_PROBLEM TO WORK ON:_ Report each line of the entries that contains the word "Jagdpanzer", copied in full.

+++

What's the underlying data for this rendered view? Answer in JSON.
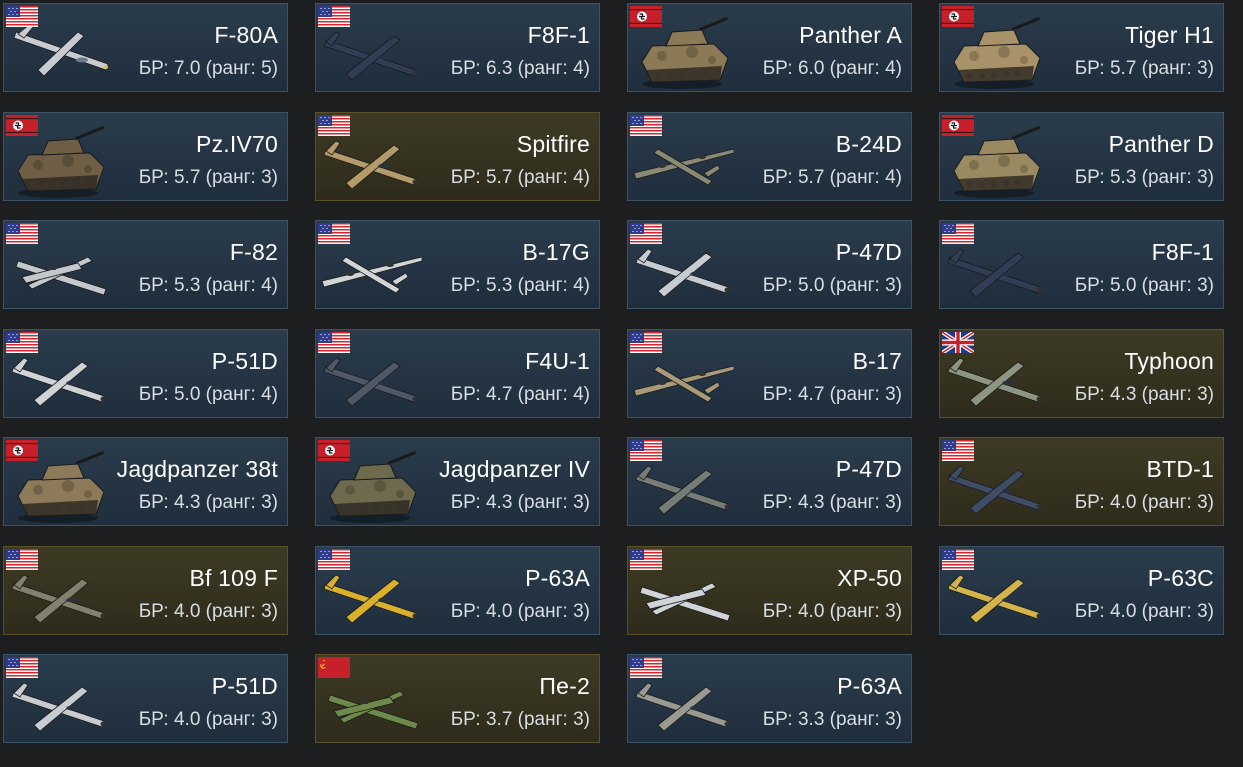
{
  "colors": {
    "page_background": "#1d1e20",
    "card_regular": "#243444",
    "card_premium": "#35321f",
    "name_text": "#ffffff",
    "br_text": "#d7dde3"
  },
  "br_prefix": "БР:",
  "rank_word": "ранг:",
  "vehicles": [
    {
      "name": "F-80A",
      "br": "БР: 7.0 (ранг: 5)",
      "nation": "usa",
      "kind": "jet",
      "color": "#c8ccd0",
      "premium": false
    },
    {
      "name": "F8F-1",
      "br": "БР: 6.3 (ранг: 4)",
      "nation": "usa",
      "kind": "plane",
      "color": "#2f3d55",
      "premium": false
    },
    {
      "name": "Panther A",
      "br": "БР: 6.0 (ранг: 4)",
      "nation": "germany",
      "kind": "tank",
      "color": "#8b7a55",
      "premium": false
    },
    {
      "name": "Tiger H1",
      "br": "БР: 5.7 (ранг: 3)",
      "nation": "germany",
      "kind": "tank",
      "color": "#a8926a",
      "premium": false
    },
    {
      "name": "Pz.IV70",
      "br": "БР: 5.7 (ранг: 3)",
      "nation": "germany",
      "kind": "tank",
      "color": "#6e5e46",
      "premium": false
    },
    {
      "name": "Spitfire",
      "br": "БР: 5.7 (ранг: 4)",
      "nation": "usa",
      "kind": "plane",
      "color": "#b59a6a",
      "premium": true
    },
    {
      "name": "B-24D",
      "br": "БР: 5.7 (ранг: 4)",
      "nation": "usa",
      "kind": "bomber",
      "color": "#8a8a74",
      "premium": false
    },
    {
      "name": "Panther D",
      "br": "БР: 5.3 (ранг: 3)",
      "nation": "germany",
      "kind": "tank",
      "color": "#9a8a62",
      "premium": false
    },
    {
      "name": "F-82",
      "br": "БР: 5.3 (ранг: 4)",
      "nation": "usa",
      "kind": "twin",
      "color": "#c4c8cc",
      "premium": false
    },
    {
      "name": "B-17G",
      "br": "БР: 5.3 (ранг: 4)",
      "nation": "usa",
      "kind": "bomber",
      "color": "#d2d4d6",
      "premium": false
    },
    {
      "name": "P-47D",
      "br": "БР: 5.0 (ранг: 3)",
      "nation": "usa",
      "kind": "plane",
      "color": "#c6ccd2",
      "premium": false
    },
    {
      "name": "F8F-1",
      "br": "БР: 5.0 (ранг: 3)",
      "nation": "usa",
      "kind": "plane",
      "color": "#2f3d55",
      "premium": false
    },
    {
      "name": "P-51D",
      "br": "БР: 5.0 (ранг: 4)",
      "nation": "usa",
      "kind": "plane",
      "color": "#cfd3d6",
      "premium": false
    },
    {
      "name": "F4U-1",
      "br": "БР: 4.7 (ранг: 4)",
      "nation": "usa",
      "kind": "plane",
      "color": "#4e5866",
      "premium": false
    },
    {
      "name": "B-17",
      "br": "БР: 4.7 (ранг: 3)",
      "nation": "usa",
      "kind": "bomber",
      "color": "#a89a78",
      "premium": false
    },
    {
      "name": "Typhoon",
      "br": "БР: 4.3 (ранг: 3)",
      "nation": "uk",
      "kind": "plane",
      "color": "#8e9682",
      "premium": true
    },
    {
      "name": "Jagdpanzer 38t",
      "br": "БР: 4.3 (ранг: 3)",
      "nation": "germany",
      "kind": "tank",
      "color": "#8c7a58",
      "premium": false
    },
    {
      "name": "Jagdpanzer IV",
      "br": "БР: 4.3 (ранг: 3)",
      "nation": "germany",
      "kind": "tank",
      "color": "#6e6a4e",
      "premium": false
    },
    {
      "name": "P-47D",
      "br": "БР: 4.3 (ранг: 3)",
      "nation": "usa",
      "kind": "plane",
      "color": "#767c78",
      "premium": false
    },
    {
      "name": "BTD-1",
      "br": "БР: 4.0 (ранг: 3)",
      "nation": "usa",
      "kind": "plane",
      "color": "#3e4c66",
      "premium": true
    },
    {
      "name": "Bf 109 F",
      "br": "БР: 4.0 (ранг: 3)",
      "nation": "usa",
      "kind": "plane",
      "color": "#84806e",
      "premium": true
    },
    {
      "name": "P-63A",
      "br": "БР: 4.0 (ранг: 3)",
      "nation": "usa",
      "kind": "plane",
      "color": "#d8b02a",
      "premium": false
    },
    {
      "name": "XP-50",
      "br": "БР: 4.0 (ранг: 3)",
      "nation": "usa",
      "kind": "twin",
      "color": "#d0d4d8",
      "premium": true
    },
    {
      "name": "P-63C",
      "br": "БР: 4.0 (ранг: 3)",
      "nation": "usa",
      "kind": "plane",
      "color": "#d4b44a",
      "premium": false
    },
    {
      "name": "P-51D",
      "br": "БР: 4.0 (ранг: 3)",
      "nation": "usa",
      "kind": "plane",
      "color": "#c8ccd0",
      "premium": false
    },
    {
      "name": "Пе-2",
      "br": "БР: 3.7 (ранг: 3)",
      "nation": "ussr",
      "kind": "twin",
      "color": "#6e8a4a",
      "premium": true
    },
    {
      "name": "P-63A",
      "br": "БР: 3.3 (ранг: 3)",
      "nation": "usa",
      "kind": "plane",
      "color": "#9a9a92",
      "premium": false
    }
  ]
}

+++

_SOLUTION TO THIS EXERCISE:_
      "name": "Jagdpanzer 38t",
      "name": "Jagdpanzer IV",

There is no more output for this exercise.